TASK:
Work through the entries below and show every line in which "JSON" is found.

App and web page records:

+---+

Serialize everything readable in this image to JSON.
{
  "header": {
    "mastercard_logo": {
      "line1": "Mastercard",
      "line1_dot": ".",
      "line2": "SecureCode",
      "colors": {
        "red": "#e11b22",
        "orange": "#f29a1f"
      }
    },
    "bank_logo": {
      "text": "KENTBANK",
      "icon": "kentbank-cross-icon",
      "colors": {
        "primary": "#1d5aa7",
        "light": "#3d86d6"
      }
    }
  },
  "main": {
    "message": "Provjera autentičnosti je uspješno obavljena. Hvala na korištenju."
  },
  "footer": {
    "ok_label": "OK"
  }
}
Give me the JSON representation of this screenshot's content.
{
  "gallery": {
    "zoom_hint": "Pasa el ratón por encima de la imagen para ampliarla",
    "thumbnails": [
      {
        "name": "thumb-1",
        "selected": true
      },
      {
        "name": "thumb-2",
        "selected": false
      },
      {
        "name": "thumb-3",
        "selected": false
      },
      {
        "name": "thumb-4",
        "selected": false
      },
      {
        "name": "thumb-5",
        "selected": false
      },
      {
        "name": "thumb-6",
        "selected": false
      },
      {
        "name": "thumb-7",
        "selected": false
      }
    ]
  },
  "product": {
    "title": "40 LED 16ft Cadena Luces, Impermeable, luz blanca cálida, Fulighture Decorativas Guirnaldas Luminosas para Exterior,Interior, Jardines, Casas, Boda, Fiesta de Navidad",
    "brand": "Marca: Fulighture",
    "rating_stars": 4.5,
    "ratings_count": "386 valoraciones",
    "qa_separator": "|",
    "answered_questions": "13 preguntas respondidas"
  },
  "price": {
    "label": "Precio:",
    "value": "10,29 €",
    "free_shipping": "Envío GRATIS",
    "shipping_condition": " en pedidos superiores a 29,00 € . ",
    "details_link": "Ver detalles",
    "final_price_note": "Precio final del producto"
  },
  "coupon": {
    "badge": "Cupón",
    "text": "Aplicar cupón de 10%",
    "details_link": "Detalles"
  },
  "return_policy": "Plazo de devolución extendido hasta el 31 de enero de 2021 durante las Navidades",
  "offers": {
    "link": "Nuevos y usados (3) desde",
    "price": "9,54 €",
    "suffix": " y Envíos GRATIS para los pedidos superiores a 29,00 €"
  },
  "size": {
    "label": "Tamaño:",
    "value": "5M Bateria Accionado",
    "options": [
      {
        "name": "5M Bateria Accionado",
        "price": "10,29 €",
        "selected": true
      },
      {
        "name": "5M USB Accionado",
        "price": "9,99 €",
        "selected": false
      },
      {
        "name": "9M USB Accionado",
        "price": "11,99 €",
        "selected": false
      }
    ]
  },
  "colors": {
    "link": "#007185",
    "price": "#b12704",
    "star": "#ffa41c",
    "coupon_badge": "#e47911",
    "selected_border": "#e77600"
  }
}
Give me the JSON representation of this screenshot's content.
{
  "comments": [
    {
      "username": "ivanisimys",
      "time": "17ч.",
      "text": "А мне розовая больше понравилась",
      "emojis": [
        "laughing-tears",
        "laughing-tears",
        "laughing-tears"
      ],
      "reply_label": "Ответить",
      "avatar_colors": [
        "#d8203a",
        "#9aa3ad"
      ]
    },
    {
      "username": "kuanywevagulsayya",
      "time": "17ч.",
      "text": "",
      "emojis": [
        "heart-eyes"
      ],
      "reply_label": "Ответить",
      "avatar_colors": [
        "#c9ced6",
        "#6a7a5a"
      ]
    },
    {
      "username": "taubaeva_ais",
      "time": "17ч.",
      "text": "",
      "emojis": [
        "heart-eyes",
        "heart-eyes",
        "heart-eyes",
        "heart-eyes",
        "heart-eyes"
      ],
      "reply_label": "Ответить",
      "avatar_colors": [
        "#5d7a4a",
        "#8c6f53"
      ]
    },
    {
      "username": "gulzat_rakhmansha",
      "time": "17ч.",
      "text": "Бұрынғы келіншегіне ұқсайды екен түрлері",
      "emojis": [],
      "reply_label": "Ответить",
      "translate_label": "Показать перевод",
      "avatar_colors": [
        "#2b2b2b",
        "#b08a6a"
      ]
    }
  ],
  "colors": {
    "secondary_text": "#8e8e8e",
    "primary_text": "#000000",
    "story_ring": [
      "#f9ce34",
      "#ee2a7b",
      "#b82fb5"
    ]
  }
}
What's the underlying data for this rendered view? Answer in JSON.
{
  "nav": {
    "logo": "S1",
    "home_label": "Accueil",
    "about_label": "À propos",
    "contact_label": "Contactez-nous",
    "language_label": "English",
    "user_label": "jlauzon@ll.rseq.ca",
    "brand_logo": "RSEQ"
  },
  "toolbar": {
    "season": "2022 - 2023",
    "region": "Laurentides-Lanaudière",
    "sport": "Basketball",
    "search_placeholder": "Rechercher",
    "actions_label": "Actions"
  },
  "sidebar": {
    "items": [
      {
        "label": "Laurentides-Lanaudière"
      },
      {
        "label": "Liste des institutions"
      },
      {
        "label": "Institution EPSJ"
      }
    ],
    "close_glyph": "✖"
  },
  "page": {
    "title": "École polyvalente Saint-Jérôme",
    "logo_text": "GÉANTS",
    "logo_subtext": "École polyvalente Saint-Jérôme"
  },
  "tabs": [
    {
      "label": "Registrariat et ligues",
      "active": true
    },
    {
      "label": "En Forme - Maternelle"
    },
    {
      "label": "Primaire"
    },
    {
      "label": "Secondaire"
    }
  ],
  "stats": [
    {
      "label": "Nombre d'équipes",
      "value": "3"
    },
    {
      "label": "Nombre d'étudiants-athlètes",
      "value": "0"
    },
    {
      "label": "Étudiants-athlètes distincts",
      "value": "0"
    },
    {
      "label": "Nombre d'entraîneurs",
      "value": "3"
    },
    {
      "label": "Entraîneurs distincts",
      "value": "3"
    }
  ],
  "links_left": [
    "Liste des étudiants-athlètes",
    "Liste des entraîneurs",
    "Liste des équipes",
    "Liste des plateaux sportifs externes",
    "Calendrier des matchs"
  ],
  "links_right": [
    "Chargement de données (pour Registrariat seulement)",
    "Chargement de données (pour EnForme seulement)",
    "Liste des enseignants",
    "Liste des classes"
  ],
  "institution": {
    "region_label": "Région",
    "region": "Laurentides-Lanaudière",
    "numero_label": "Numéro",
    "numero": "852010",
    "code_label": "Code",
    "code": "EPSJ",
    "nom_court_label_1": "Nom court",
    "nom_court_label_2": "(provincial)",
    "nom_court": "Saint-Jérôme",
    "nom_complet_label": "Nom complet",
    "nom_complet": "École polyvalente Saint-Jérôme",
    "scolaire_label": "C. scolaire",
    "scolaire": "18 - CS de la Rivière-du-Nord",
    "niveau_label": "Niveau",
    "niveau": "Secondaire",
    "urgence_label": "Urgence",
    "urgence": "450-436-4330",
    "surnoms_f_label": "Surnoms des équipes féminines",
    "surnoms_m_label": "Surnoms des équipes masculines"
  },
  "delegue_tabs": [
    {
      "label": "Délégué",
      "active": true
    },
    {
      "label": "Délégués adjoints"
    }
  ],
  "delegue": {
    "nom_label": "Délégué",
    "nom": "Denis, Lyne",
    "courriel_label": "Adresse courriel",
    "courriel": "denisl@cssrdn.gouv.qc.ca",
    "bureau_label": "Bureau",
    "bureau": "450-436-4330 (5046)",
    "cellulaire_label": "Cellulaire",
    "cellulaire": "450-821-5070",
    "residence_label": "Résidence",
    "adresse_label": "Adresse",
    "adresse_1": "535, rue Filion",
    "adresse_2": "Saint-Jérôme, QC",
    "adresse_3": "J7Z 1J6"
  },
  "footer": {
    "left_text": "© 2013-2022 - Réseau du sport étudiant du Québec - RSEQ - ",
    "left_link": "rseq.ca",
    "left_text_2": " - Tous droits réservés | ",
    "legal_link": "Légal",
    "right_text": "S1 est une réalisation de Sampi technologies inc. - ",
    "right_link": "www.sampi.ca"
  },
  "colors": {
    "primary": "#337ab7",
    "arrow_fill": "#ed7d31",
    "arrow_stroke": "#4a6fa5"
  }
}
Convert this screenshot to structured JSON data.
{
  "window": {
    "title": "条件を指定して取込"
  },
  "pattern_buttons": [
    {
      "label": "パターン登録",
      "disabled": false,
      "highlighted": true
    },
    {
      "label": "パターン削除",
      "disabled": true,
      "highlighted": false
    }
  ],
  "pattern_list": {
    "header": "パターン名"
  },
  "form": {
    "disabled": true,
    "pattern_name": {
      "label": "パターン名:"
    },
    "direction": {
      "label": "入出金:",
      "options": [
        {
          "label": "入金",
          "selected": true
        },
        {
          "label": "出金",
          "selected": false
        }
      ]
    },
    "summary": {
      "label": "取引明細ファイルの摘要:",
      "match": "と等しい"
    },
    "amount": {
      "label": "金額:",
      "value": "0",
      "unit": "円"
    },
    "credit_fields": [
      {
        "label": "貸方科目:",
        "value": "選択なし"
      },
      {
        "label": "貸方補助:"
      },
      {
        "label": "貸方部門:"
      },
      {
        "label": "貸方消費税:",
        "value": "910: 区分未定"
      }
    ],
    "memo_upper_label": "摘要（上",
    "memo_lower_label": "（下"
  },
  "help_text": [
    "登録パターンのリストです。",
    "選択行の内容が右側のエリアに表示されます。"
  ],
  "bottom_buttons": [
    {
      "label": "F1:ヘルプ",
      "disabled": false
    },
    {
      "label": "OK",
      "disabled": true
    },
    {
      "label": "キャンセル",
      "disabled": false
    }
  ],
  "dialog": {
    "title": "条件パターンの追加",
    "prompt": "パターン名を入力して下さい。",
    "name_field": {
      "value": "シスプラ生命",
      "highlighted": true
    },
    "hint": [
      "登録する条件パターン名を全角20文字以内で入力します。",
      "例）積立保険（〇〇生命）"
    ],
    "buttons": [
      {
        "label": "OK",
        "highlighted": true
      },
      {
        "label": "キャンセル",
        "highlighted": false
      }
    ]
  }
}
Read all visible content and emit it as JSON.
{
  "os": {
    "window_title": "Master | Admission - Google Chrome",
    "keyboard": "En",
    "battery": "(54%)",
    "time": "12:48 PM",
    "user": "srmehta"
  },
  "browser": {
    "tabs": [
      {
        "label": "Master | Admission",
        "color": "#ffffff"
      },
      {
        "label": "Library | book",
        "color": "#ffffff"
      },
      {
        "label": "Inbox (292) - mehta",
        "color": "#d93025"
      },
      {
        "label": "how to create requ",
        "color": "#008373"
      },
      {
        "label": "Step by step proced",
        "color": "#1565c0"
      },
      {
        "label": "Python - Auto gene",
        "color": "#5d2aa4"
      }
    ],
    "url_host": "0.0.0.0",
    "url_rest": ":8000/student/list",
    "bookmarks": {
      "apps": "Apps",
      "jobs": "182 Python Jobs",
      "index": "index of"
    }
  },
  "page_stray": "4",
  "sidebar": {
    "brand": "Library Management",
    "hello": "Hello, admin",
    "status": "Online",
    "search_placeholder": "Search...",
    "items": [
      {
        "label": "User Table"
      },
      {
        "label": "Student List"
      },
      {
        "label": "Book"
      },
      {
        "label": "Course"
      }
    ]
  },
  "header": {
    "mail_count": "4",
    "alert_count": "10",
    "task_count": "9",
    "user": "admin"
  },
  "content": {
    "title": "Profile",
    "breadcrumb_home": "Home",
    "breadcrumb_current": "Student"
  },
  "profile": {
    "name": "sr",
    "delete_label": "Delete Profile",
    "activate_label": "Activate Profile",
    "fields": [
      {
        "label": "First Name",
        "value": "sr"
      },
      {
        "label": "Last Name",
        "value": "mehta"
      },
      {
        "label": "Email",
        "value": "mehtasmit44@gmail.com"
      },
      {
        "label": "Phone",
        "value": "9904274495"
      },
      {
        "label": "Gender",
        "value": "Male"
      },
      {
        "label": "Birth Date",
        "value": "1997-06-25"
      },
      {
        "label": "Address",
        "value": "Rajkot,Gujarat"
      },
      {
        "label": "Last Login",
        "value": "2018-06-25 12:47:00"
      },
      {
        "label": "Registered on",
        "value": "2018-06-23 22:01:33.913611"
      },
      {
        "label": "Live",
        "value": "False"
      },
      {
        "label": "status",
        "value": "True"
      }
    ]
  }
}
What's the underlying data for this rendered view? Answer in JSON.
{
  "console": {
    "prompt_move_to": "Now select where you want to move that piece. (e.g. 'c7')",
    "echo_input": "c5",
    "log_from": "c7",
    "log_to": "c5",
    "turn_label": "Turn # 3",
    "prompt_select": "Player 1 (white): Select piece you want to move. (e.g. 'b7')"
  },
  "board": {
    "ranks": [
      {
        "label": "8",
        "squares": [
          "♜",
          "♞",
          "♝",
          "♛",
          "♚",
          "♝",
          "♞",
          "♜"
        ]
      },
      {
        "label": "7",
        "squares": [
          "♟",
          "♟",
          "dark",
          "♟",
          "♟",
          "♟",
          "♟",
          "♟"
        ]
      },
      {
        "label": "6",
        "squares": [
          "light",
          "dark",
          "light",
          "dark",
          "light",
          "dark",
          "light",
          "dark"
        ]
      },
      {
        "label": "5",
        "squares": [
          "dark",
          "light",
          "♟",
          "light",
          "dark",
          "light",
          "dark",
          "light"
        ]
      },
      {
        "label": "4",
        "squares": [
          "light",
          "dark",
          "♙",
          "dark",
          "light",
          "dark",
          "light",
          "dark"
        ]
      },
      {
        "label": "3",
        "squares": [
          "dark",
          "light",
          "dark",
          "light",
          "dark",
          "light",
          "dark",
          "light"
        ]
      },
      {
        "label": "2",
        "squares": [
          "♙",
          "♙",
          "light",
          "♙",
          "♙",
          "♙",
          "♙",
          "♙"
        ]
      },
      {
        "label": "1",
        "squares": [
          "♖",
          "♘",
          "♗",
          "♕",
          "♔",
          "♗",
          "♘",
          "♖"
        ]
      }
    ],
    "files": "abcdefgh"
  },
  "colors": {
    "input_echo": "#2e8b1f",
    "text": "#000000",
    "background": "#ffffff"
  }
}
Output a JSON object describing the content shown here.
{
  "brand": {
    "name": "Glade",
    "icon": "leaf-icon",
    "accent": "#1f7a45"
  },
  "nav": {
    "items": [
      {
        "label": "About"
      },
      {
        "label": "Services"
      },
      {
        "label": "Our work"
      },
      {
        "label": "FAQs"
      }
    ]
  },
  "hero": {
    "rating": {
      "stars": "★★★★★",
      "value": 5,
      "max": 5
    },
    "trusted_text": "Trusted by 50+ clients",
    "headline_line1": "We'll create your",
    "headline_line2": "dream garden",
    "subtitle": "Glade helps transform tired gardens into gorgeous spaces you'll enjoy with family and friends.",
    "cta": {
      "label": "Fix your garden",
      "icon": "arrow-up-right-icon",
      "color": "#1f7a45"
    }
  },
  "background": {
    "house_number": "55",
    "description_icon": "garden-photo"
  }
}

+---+

TASK OUTPUT:
Serialize everything readable in this image to JSON.
Give me the JSON representation of this screenshot's content.
Give me the JSON representation of this screenshot's content.
What's the underlying data for this rendered view? Answer in JSON.
Convert this screenshot to structured JSON data.
Read all visible content and emit it as JSON.
What's the underlying data for this rendered view? Answer in JSON.
Output a JSON object describing the content shown here.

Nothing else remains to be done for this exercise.